The colonization of the Near East and the opening of the East Asia in the 1800’s led to the importation of new goods and customs, and a romantic view of exotic, far away lands. More often than not, this led to exploitation and a poor understanding of the reality facing these regions as they were forced into conflicts by steam-era imperialism.

Rise of the “ready-made”

When you think about the Industrial Revolution, you probably picture clouds of smoke billowing out of factories, but one of the biggest effects of technology on every day life came from the sewing industry. Many of the new technologies of the steam era were created to make clothing, so find out more about how all of that fabulous Victorian era fashion came to be.

Scientific Romances and Adventure Stories

Nowadays, we call works like 20,000 Leagues Under the Sea and Frankenstein “science fiction” but when they were written they were called by another name. The ‘scientific romances’ of the steam era were like no works that had come before, and the tales of adventure captivated generations to come. (Presented for the first time at TeslaCon 2017)

The History of the Orient Express

Few modes of travel have captured our imaginations quite like the Orient Express. Find out more about the technological advances that made it possible and the slew of colorful characters who used this famous train line during it’s heyday. (Presented for the first time at TeslaCon 2019)

The Visual Arts During the Steam Era

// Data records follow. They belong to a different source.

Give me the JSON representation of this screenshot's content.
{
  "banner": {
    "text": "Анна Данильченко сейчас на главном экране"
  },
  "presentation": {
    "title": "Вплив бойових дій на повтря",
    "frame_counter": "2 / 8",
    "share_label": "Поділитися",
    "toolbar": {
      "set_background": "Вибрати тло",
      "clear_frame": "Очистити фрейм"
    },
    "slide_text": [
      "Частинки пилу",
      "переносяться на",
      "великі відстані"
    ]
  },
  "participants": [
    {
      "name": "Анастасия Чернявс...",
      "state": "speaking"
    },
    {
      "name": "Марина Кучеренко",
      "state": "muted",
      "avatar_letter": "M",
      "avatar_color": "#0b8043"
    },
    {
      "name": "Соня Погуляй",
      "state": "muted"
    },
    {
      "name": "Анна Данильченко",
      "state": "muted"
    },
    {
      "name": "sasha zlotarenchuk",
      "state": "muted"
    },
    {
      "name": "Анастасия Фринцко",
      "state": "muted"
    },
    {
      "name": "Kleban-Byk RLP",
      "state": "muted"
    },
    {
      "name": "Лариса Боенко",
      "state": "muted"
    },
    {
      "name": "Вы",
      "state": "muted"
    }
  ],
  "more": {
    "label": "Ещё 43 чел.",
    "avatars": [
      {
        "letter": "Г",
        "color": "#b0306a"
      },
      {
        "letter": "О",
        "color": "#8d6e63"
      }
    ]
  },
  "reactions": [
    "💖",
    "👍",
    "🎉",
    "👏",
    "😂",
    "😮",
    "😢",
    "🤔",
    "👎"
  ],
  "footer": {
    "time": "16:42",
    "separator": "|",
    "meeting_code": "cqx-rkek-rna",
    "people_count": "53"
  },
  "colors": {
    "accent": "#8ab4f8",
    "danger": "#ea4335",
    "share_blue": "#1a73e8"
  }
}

The Enlightenment ended with the beginning of the 19th century, but its sensibilities and philosophy continued to have an influence in artistic movements long after. Romanticism gave way to Realism, which put the poverty and oppression of the working classes at the forefront of the art world for the first time in history. Other artists were experimenting with new techniques and colors that had never before existed.

Wily Women of the Wild West

Cowboys get all the credit, but what about the female pioneers, prospectors, saloon owners, performers, and ladies of the night who helped tame the wild West? Find out more about the real and literary women of the frontier and how their legacy lives on. (Premiering at International Steampunk Symposium 2020)

A Stroll Through… Series

I have had the opportunity to explore many places in Europe over the years. Steampunk conventions often have a theme that aims to transport people to another time and place. I can give introductory talks on the 19th century role of the following locations:

  • Black Forest, Germany
  • Bucharest, Romania
  • Chicago, Illinois, USA
  • Dublin, Ireland
  • Edinburgh, Scotland
  • Istanbul (Constantinople), Turkey
  • Italy – Lazzio and Tuscany regions
  • London, England
  • New Orleans, Louisiana, USA
  • Sacramento, California, USA
  • Sofia, Bulgaria

Readings from my Novels

Riftmaker (Published Feb 2019) – A dog and his boy find themselves in new bodies on the wrong side of a rift between our world and another that never progressed past the 1860s.

No Rest for the Wicked (Published March 2019) – A con woman in 1870s America is forced out of retirement when her past comes back to haunt her…literally. Winner of the 2019 Pencraft Award for Gaslamp Fantasy.



I am also available to do panel sessions with others on the following topics.

  • Any of the topics listed above
  • Getting started with Steampunk
  • Indie publishing tips and resources
  • Working on collaborative projects and anthologies
    • I coordinated and contributed to the collaborative novel of Army of Brass in 2016/17
    • I acted as the project manager and editor for a pair of Steampunk anthologies in 2019